What you have to do:
Look through the data below and return each line where "Sign" appears.

Data:
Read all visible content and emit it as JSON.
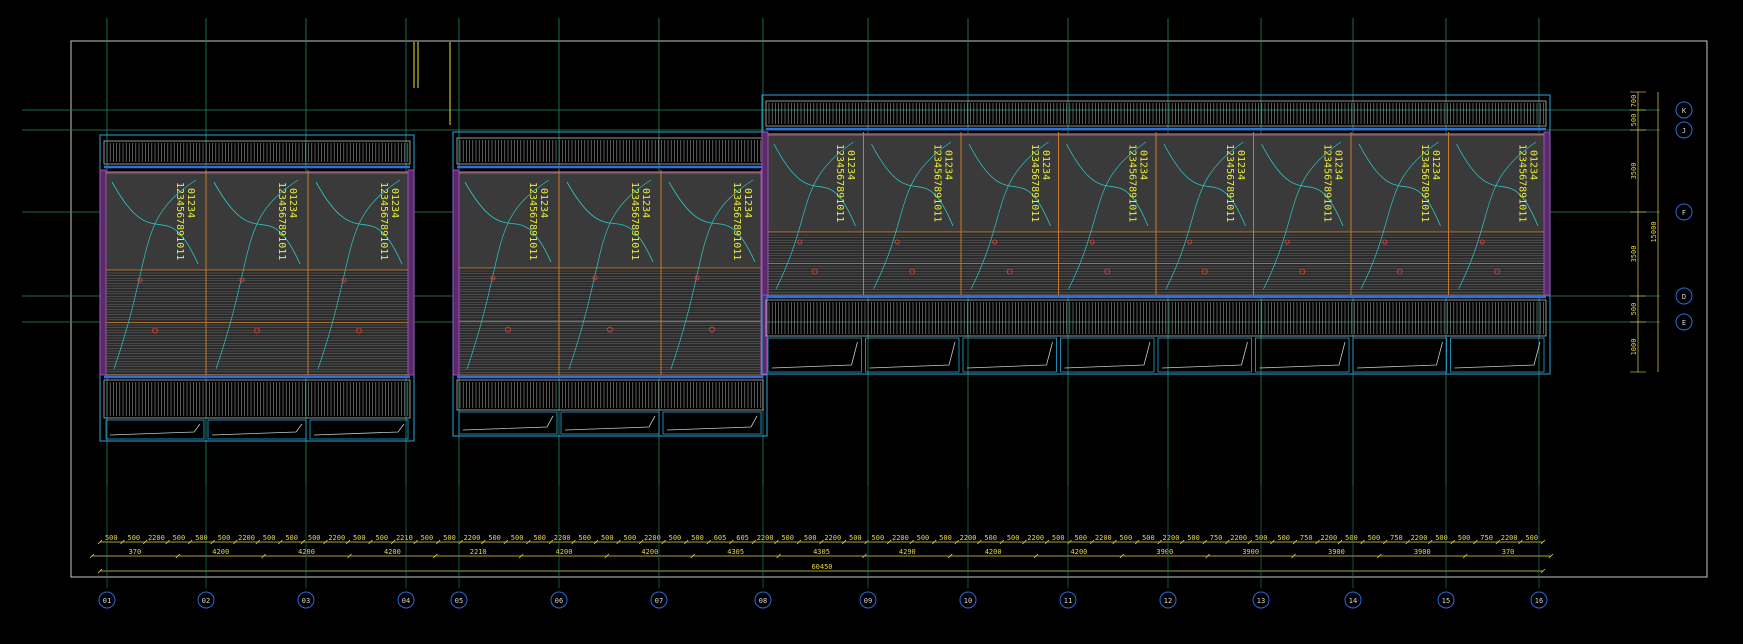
{
  "grid_columns": [
    "01",
    "02",
    "03",
    "04",
    "05",
    "06",
    "07",
    "08",
    "09",
    "10",
    "11",
    "12",
    "13",
    "14",
    "15",
    "16"
  ],
  "grid_rows": [
    "K",
    "J",
    "F",
    "D",
    "E"
  ],
  "dim_row_top": [
    "500",
    "500",
    "2200",
    "500",
    "500",
    "500",
    "2200",
    "500",
    "500",
    "500",
    "2200",
    "500",
    "500",
    "2210",
    "500",
    "500",
    "2200",
    "500",
    "500",
    "500",
    "2200",
    "500",
    "500",
    "500",
    "2200",
    "500",
    "500",
    "605",
    "605",
    "2200",
    "500",
    "500",
    "2200",
    "500",
    "500",
    "2200",
    "500",
    "500",
    "2200",
    "500",
    "500",
    "2200",
    "500",
    "500",
    "2200",
    "500",
    "500",
    "2200",
    "500",
    "750",
    "2200",
    "500",
    "500",
    "750",
    "2200",
    "500",
    "500",
    "750",
    "2200",
    "500",
    "500",
    "750",
    "2200",
    "500"
  ],
  "dim_row_mid": [
    "370",
    "4200",
    "4200",
    "4200",
    "2210",
    "4200",
    "4200",
    "4305",
    "4305",
    "4290",
    "4200",
    "4200",
    "3900",
    "3900",
    "3900",
    "3900",
    "370"
  ],
  "dim_total": "60450",
  "dim_vertical": [
    "700",
    "500",
    "3500",
    "3500",
    "500",
    "1000"
  ],
  "dim_vertical_total": "15000",
  "room_tags": [
    "1234567891011",
    "01234"
  ]
}
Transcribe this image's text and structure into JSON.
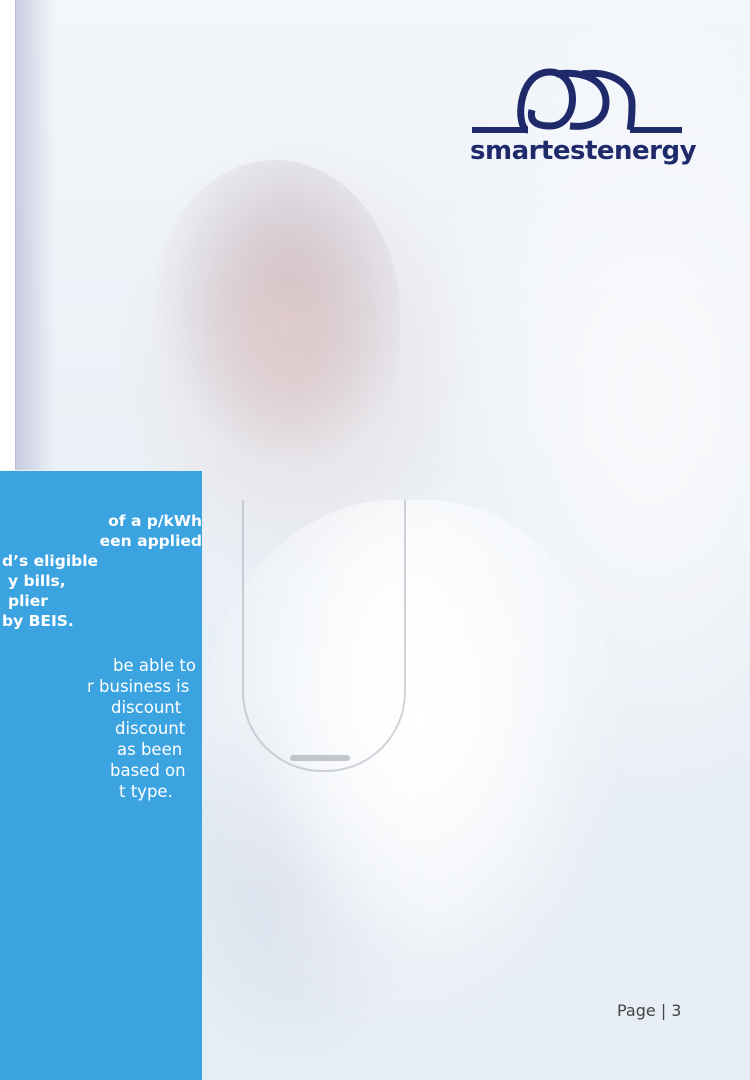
{
  "logo": {
    "wordmark": "smartestenergy",
    "brand_color": "#1f2a6b"
  },
  "panel": {
    "background_color": "#3aa3e0",
    "bold_lines": [
      "of a p/kWh",
      "een applied",
      "d’s eligible",
      "y bills,",
      "plier",
      "by BEIS."
    ],
    "body_lines": [
      "be able to",
      "r business is",
      "discount",
      "discount",
      "as been",
      "based on",
      "t type."
    ]
  },
  "footer": {
    "page_label": "Page | 3"
  }
}
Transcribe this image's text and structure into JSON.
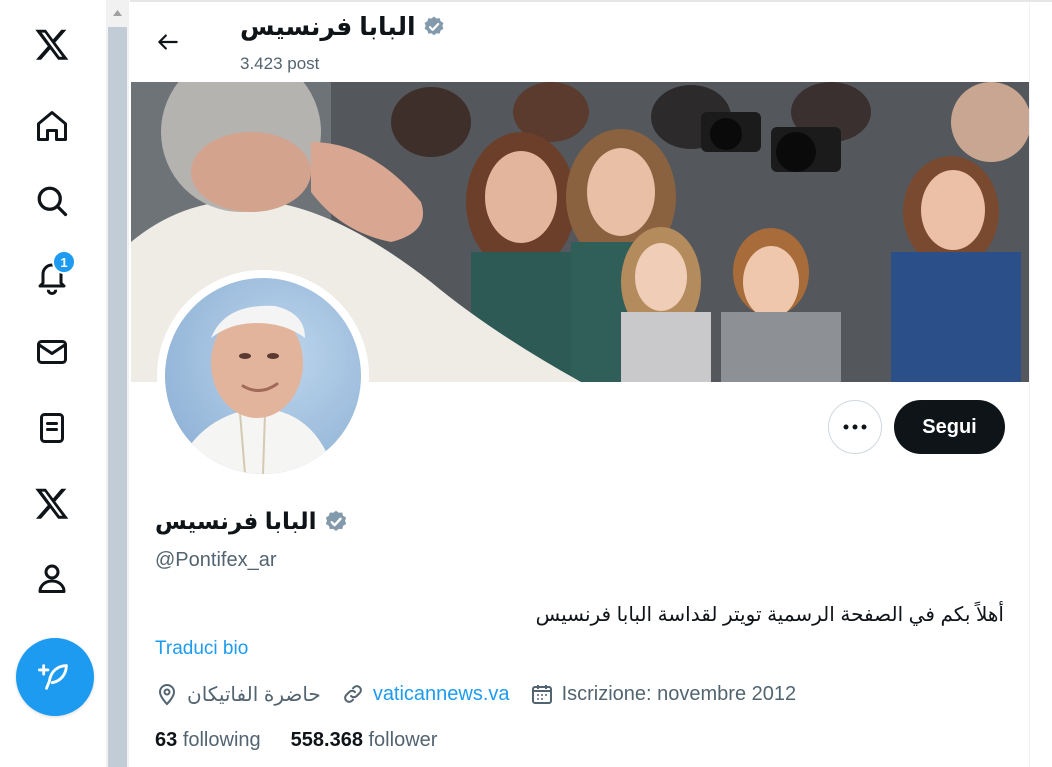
{
  "nav": {
    "items": [
      {
        "icon": "x-logo-icon"
      },
      {
        "icon": "home-icon"
      },
      {
        "icon": "search-icon"
      },
      {
        "icon": "bell-icon"
      },
      {
        "icon": "mail-icon"
      },
      {
        "icon": "list-icon"
      },
      {
        "icon": "x-premium-icon"
      },
      {
        "icon": "profile-icon"
      }
    ],
    "notification_badge": "1",
    "post_button_icon": "feather-plus-icon"
  },
  "header": {
    "name": "البابا فرنسيس",
    "post_count": "3.423 post"
  },
  "actions": {
    "more": "···",
    "follow_label": "Segui"
  },
  "profile": {
    "name": "البابا فرنسيس",
    "handle": "@Pontifex_ar",
    "bio": "أهلاً بكم في الصفحة الرسمية تويتر لقداسة البابا فرنسيس",
    "translate_label": "Traduci bio",
    "location": "حاضرة الفاتيكان",
    "website": "vaticannews.va",
    "joined": "Iscrizione: novembre 2012",
    "following_count": "63",
    "following_label": "following",
    "followers_count": "558.368",
    "followers_label": "follower"
  },
  "colors": {
    "accent": "#1d9bf0",
    "text": "#0f1419",
    "muted": "#536471",
    "verified": "#829aab"
  }
}
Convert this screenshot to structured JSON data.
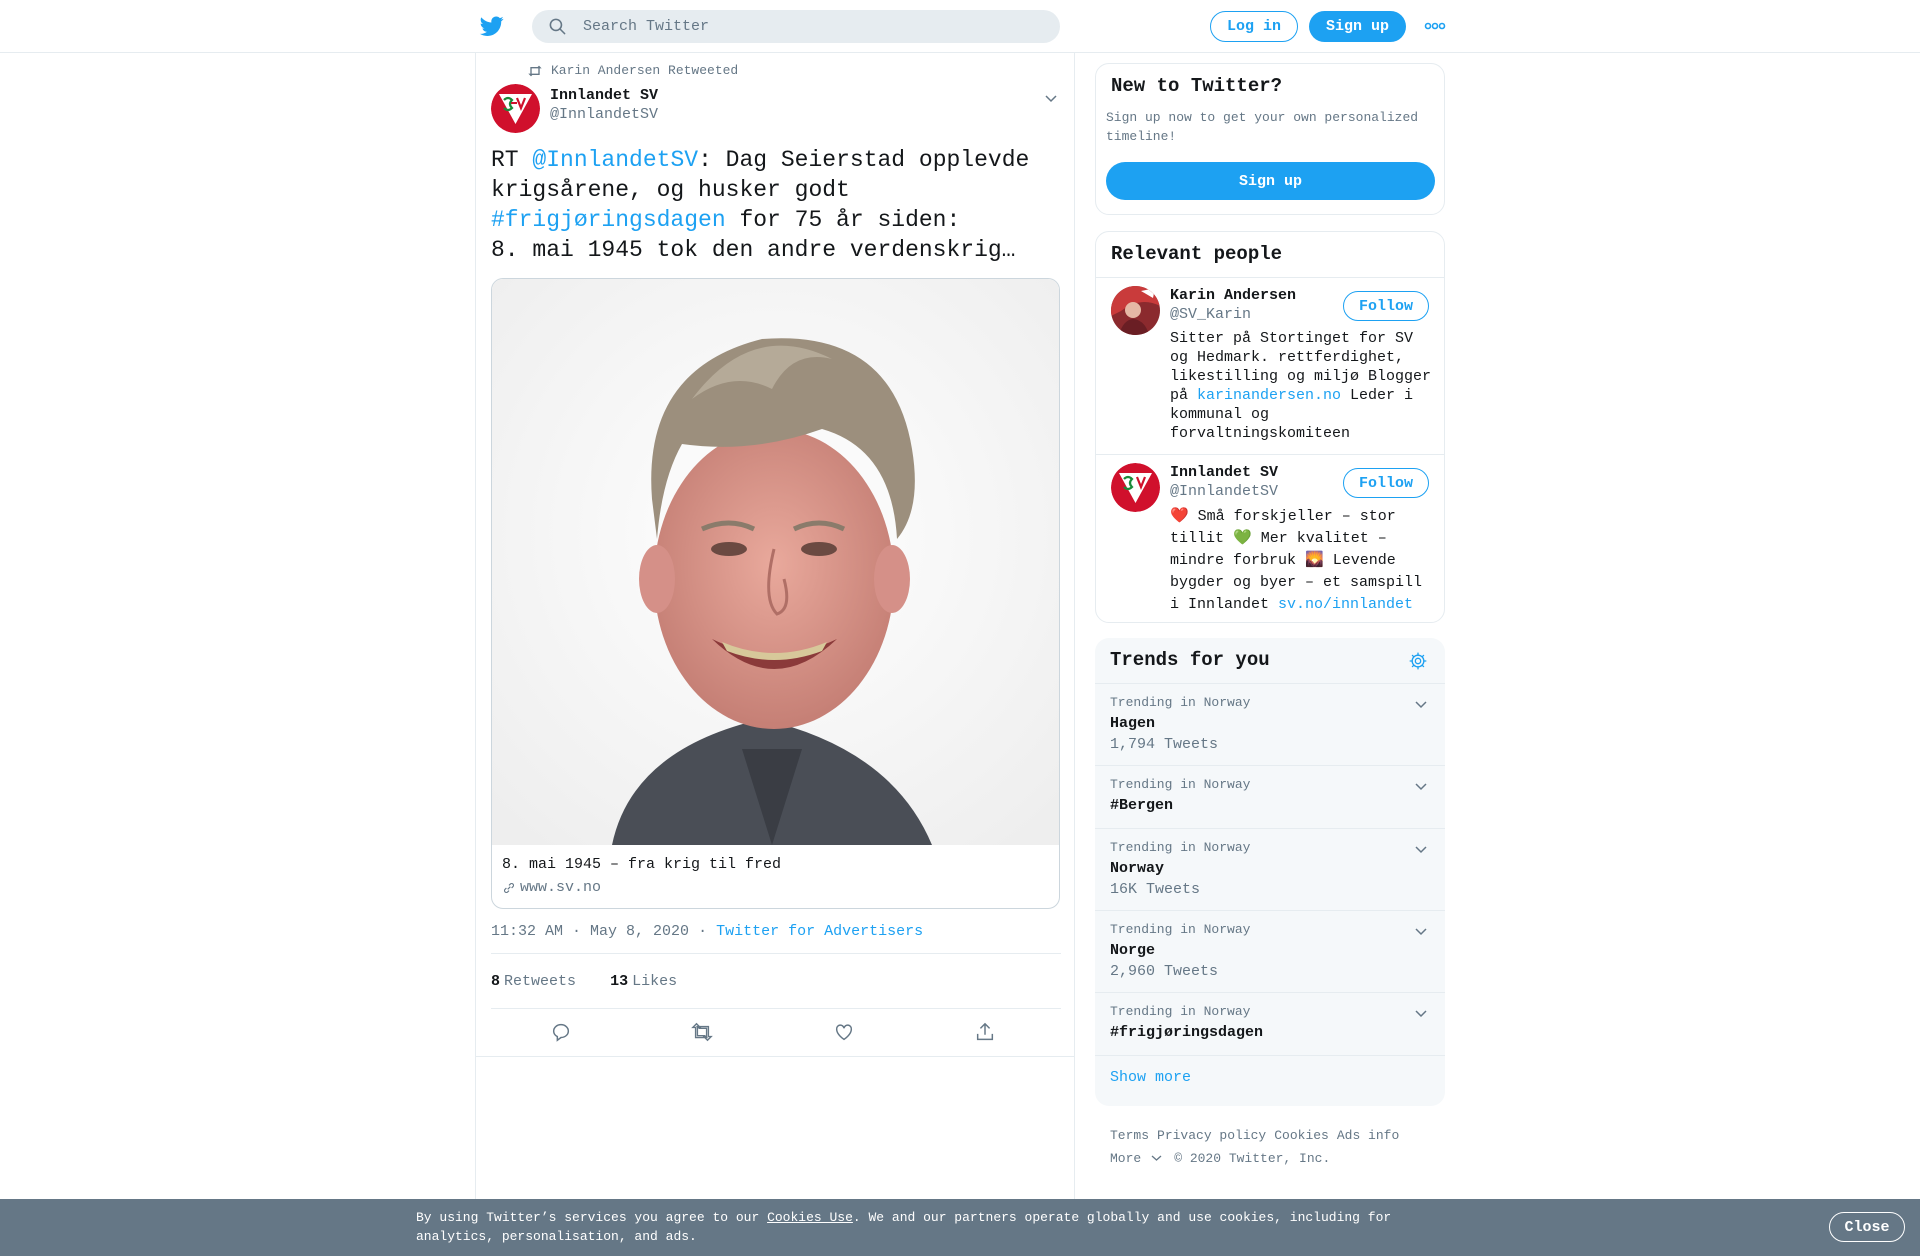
{
  "header": {
    "search_placeholder": "Search Twitter",
    "login_label": "Log in",
    "signup_label": "Sign up",
    "brand_color": "#1da1f2"
  },
  "tweet": {
    "retweeted_by": "Karin Andersen Retweeted",
    "author_name": "Innlandet SV",
    "author_handle": "@InnlandetSV",
    "text_prefix": "RT ",
    "mention": "@InnlandetSV",
    "text_part2": ": Dag Seierstad opplevde krigsårene, og husker godt ",
    "hashtag": "#frigjøringsdagen",
    "text_part3": " for 75 år siden:",
    "text_line4": "8. mai 1945 tok den andre verdenskrig…",
    "card_title": "8. mai 1945 – fra krig til fred",
    "card_domain": "www.sv.no",
    "timestamp": "11:32 AM · May 8, 2020",
    "separator": "·",
    "source": "Twitter for Advertisers",
    "retweets_count": "8",
    "retweets_label": "Retweets",
    "likes_count": "13",
    "likes_label": "Likes"
  },
  "new_to_twitter": {
    "title": "New to Twitter?",
    "text": "Sign up now to get your own personalized timeline!",
    "button": "Sign up"
  },
  "relevant_people": {
    "title": "Relevant people",
    "people": [
      {
        "name": "Karin Andersen",
        "handle": "@SV_Karin",
        "follow": "Follow",
        "bio": "Sitter på Stortinget for SV og Hedmark. rettferdighet, likestilling og miljø Blogger på ",
        "bio_link": "karinandersen.no",
        "bio_tail": " Leder i kommunal og forvaltningskomiteen"
      },
      {
        "name": "Innlandet SV",
        "handle": "@InnlandetSV",
        "follow": "Follow",
        "bio": "❤️ Små forskjeller – stor tillit 💚 Mer kvalitet – mindre forbruk 🌄 Levende bygder og byer – et samspill i Innlandet ",
        "bio_link": "sv.no/innlandet"
      }
    ]
  },
  "trends": {
    "title": "Trends for you",
    "items": [
      {
        "label": "Trending in Norway",
        "name": "Hagen",
        "count": "1,794 Tweets"
      },
      {
        "label": "Trending in Norway",
        "name": "#Bergen",
        "count": ""
      },
      {
        "label": "Trending in Norway",
        "name": "Norway",
        "count": "16K Tweets"
      },
      {
        "label": "Trending in Norway",
        "name": "Norge",
        "count": "2,960 Tweets"
      },
      {
        "label": "Trending in Norway",
        "name": "#frigjøringsdagen",
        "count": ""
      }
    ],
    "show_more": "Show more"
  },
  "footer": {
    "terms": "Terms",
    "privacy": "Privacy policy",
    "cookies": "Cookies",
    "ads": "Ads info",
    "more": "More",
    "copyright": "© 2020 Twitter, Inc."
  },
  "cookie_banner": {
    "text_before": "By using Twitter’s services you agree to our ",
    "link": "Cookies Use",
    "text_after": ". We and our partners operate globally and use cookies, including for analytics, personalisation, and ads.",
    "close": "Close"
  }
}
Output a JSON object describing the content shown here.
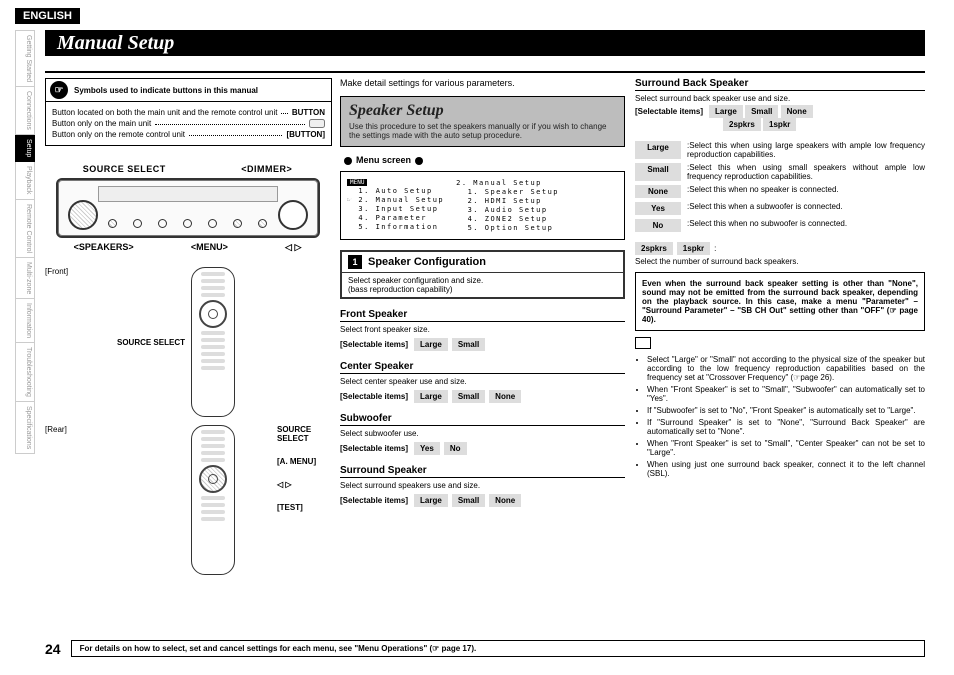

Answer to this exercise:
    "signup_label": "Sign up",
    "text": "Sign up now to get your own personalized timeline!",
    "button": "Sign up"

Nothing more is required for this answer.